Note the connection in Titus 1 between a man’s household and his reputation: “6 if a man is blameless, the husband of one wife, having faithful children not accused of dissipation or insubordination. 7 For a bishop must be blameless….” Having a child of any age who is unfaithful to the Lord or who is otherwise accused of serious misbehavior leaves the man open to criticism.
Also note that we are not talking about a man bearing the guilt for his son’s behavior. See Ezekiel 18. We are simply talking about the impact on a man’s reputation — whether or not he can be considered blameless. Even a man who is faithful in every way and diligent as a parent may not be qualified to serve as a shepherd to God’s people, and no one who is qualified is perfect in every way. But thanks be to God who, in His boundless grace, allows us to serve Him in various capacities in spite of our failings, and for children who follow Him and not their fallible parents.
Reasons people water down the qualifications:
1) We want elders at all costs. While it’s true that a congregation has something “lacking” as long as it has no elders (Titus 1:5), the solution is not to appoint unqualified men. The phrase “sow the wind, reap the whirlwind” (Hosea 8:7, in a context about apostasy and false worship) comes to mind here. But people sometimes seem desperate to have elders…
—To avoid having “men's meetings.” Sadly, this may be because we are not of one mind, we cannot deal with disagreements, we have dysfunctional communication, and we cannot make decisions together. The solution is not to put unqualified men in a position of leadership and make them deal with it.
—To confront sin. It’s good to have capable teachers to help lead the resistance against error. Sadly, though, sometimes we want to avoid having to confront sinners ourselves. Perhaps we want "a king to fight for us”? (Cp. 1 Samuel 8:20.) We cannot pass off our personal responsibility to someone else.
—To seize power. Too often, a self-willed man wants to become an elder. Not only is he, himself, disqualified (because he is self-willed), but he seeks to find anyone else to be appointed as a figure head so there will be the appearance of having a plurality of elders. In that way, the self-willed man will get to reign. (I purposefully did not say “serve.”) Beware Diotrophes! (3 John 1:9-10)

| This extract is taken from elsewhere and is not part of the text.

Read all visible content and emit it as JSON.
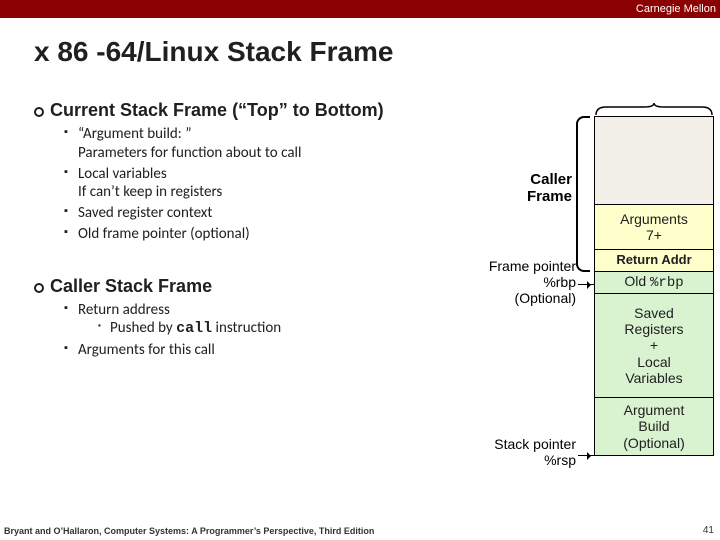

2) We expect failure. We see failure all around us, and we live with failure in ourselves. We fail in our own dedication to the Lord, we fail in leading our families in paths of righteousness, and we fail in cultivating faith in our children. But we must not move the bar lower to make it easier to jump over. If we change the Lord’s arrangement for the church, it will no longer be the church He designed!
We must push ourselves toward deeper commitment and better service in order to achieve God’s will for us. Yes, God's standards are high. His expectations for His leaders have always been strict and very rigorous. Remember that our enemies are constantly looking for reasons and opportunities to tear us down. Learn from the Bible accounts that God’s people always did their best when their leaders were rock solid in their faith. So I make no apology for the answers in this document. We must not plan for failure, nor should we make excuses for it. Let’s expect victory and plan for success with the Lord’s help!

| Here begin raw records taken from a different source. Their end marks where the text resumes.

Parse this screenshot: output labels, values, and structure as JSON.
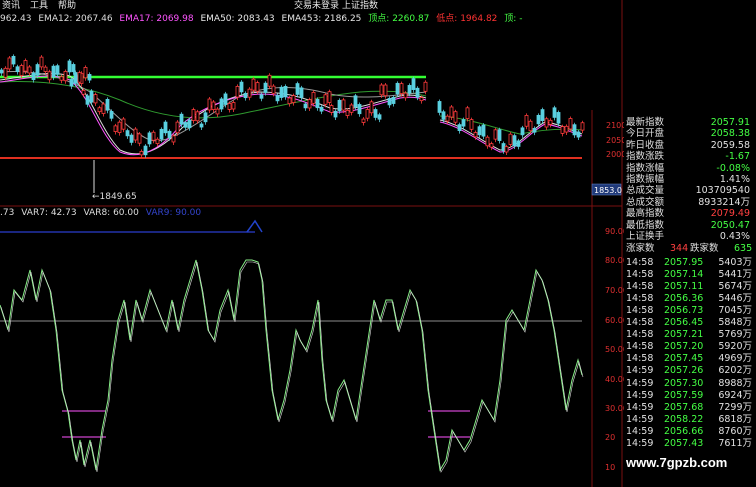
{
  "menu": {
    "items": [
      "资讯",
      "工具",
      "帮助"
    ],
    "login": "交易未登录",
    "index": "上证指数"
  },
  "ema": {
    "ema1": "962.43",
    "ema12": "EMA12: 2067.46",
    "ema17": "EMA17: 2069.98",
    "ema50": "EMA50: 2083.43",
    "ema453": "EMA453: 2186.25",
    "top": "顶点: 2260.87",
    "bottom": "低点: 1964.82",
    "top2": "顶: -"
  },
  "var": {
    "v1": ".73",
    "var7": "VAR7: 42.73",
    "var8": "VAR8: 60.00",
    "var9": "VAR9: 90.00"
  },
  "annotations": {
    "low_marker": "1849.65",
    "price_box": "1853.0"
  },
  "axes": {
    "upper": [
      "2100",
      "2050",
      "2000"
    ],
    "lower": [
      "90.00",
      "80.00",
      "70.00",
      "60.00",
      "50.00",
      "40.00",
      "30.00",
      "20",
      "10"
    ]
  },
  "quote_panel": [
    {
      "label": "最新指数",
      "value": "2057.91",
      "color": "#44ff44"
    },
    {
      "label": "今日开盘",
      "value": "2058.38",
      "color": "#44ff44"
    },
    {
      "label": "昨日收盘",
      "value": "2059.58",
      "color": "#e0e0e0"
    },
    {
      "label": "指数涨跌",
      "value": "-1.67",
      "color": "#44ff44"
    },
    {
      "label": "指数涨幅",
      "value": "-0.08%",
      "color": "#44ff44"
    },
    {
      "label": "指数振幅",
      "value": "1.41%",
      "color": "#e0e0e0"
    },
    {
      "label": "总成交量",
      "value": "103709540",
      "color": "#e0e0e0"
    },
    {
      "label": "总成交额",
      "value": "8933214万",
      "color": "#e0e0e0"
    },
    {
      "label": "最高指数",
      "value": "2079.49",
      "color": "#ff4040"
    },
    {
      "label": "最低指数",
      "value": "2050.47",
      "color": "#44ff44"
    },
    {
      "label": "上证换手",
      "value": "0.43%",
      "color": "#e0e0e0"
    }
  ],
  "breadth": {
    "up_label": "涨家数",
    "up": "344",
    "down_label": "跌家数",
    "down": "635"
  },
  "ticks": [
    {
      "time": "14:58",
      "price": "2057.95",
      "amount": "5403万"
    },
    {
      "time": "14:58",
      "price": "2057.14",
      "amount": "5441万"
    },
    {
      "time": "14:58",
      "price": "2057.11",
      "amount": "5674万"
    },
    {
      "time": "14:58",
      "price": "2056.36",
      "amount": "5446万"
    },
    {
      "time": "14:58",
      "price": "2056.73",
      "amount": "7045万"
    },
    {
      "time": "14:58",
      "price": "2056.45",
      "amount": "5848万"
    },
    {
      "time": "14:58",
      "price": "2057.21",
      "amount": "5769万"
    },
    {
      "time": "14:58",
      "price": "2057.20",
      "amount": "5920万"
    },
    {
      "time": "14:58",
      "price": "2057.45",
      "amount": "4969万"
    },
    {
      "time": "14:59",
      "price": "2057.26",
      "amount": "6202万"
    },
    {
      "time": "14:59",
      "price": "2057.30",
      "amount": "8988万"
    },
    {
      "time": "14:59",
      "price": "2057.59",
      "amount": "6924万"
    },
    {
      "time": "14:59",
      "price": "2057.68",
      "amount": "7299万"
    },
    {
      "time": "14:59",
      "price": "2058.22",
      "amount": "6818万"
    },
    {
      "time": "14:59",
      "price": "2056.66",
      "amount": "8760万"
    },
    {
      "time": "14:59",
      "price": "2057.43",
      "amount": "7611万"
    }
  ],
  "watermark": "www.7gpzb.com"
}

Finally, a word about our general approach to these questions. Whenever we attempt to explain difficult scriptures or those that allow for some personal judgment, we are faced with choosing between a solid path and a questionable one, one that opens the door to division and criticism from outsiders. We cannot afford to have men serving in a position of serious responsibility who do not meet the qualifications set forth in Scripture. When solid men are appointed, unity invariably prevails; when questionable men are appointed, division naturally occurs.
This series of Q&A has demonstrated sound doctrine that will lead us down a path of clear conscience and unity with no regrets.